yes it is about time. hopefully they will build the rest of this road from 51 and also finish the southern beltway. Glad to hear west virginia is moving forward!!!

Popular posts from this blog

The Relief Route That Wasn't: The Never Built I-70 Bypass in the Mid-Mon Valley

In June 1963, a small blurb in the Pittsburgh Post-Gazette read that The Westmoreland Engineering Company was awarded a $24,060 bid to study the proposed construction of Interstate 70 in Westmoreland and Washington Counties.  The study was to see what the construction and right-of-way costs "...to modernize the existing highway to Interstate requirements within eight months." (1)  This small, non-attributed, three paragraph article came less than a decade after the completion of a four lane highway that linked the Mid-Mon Valley to the Pennsylvania Turnpike. This would be the start of a 15 year process to upgrade and improve Interstate 70 - a process that ultimately never produced a single foot of new highway.

This is the story, albeit brief, of the I-70 that never came about.

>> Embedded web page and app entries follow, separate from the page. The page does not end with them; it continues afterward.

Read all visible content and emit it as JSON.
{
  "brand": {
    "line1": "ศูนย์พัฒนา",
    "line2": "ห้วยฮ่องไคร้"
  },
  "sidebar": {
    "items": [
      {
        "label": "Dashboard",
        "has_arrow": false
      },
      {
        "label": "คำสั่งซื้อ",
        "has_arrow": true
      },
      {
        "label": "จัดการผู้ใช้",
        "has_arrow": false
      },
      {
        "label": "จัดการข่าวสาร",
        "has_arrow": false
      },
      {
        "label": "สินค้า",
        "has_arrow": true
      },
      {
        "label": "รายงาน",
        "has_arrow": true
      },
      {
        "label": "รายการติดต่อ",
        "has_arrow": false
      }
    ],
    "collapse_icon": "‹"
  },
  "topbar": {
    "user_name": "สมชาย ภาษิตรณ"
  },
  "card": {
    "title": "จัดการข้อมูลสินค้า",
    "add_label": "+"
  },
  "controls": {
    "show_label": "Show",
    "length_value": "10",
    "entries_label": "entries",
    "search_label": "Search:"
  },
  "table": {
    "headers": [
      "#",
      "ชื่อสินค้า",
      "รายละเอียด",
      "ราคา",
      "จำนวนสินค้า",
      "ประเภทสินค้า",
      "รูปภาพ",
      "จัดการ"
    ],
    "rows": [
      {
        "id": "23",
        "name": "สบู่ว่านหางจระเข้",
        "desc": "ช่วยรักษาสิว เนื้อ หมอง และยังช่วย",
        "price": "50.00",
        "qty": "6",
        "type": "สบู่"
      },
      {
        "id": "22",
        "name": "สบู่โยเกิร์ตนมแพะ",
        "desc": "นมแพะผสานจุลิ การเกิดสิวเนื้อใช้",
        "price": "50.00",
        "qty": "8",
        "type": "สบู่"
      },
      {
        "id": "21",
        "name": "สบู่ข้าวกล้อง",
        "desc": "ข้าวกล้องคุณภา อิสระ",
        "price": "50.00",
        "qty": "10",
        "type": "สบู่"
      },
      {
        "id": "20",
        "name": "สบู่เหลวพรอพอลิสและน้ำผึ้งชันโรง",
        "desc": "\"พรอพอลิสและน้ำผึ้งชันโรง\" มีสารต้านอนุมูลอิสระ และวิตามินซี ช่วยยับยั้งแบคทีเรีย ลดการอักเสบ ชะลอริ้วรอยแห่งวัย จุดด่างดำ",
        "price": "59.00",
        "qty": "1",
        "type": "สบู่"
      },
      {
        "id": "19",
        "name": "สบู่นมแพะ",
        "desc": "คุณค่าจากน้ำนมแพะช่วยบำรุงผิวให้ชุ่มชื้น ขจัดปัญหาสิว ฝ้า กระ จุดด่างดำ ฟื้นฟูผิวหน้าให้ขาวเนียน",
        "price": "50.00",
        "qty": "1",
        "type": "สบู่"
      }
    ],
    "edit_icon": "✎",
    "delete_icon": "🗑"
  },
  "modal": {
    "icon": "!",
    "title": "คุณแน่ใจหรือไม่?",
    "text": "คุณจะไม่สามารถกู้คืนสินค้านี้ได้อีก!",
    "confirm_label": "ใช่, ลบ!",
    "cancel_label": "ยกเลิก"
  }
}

Background:
What is now known as Interstate70 from Washington to New Stanton began as a connecting highway for the region to the Pennsylvania Turnpike.  Known as the "Express Highway", construct…

Independence Boulevard - Charlotte's First Urban Highway

Today, the major pieces of Charlotte's highway network include the Outerbelt (I-485), Interstates 77 and 85, and the Brookshire and Belk Freeways (I-277), but nearly sixty years ago Charlotte's first major urban highway project would begin.  The construction of Independence Boulevard in the 1940s and early 1950s would give Charlotte and North Carolina its first urban expressway, and would usher in a new era of highway building throughout the state.
With the help of former mayor, Ben Douglas - who sat on the State Highway Commission in the 1940s - the push for building Independence Blvd. began.  In 1946, city residents passed a $200,000 bond issue that would go along with over $2 million in federal funding.  The highway would open in two stages in 1949 and 1950.  When a grade separated interchange was built at South Blvd. and Morehead St. in the mid 1950s, Independence Blvd. was completed. (1)  Although the highway was not a fully controlled access highway, it gave motorists an …

The Many Failed Plans of Pittsburgh's Wabash Bridge and Tunnel

The December 27, 2004 opening of the Wabash Tunnel ended over 70 years of proposals and speculation for the use of the over 100 year old facility.  The tunnel, which is now a reversible roadway that is an alternative route for rush hour traffic, saw many failed plans during the 20th Century.  These plans included options for mass transit, converted and new bridges for vehicles, and other forms of transportation.

Brief History:
Constructed in 1902-04, the Wabash Bridge and Tunnel was planned and financed by rail mogul, Jay Gould.  Gould began his "Battle of the Wabash" with the established railroads of the city in 1890.  He would finally emerge victorious, but during that struggle, Gould would see many setbacks that would eventually result in the railroad's bankruptcy in 1908.  On October 19, 1903, when the two ends of the bridge were to be joined together over the Monongahela River, the 109' bridge collapsed; killing ten men.  Construction would resume four days later …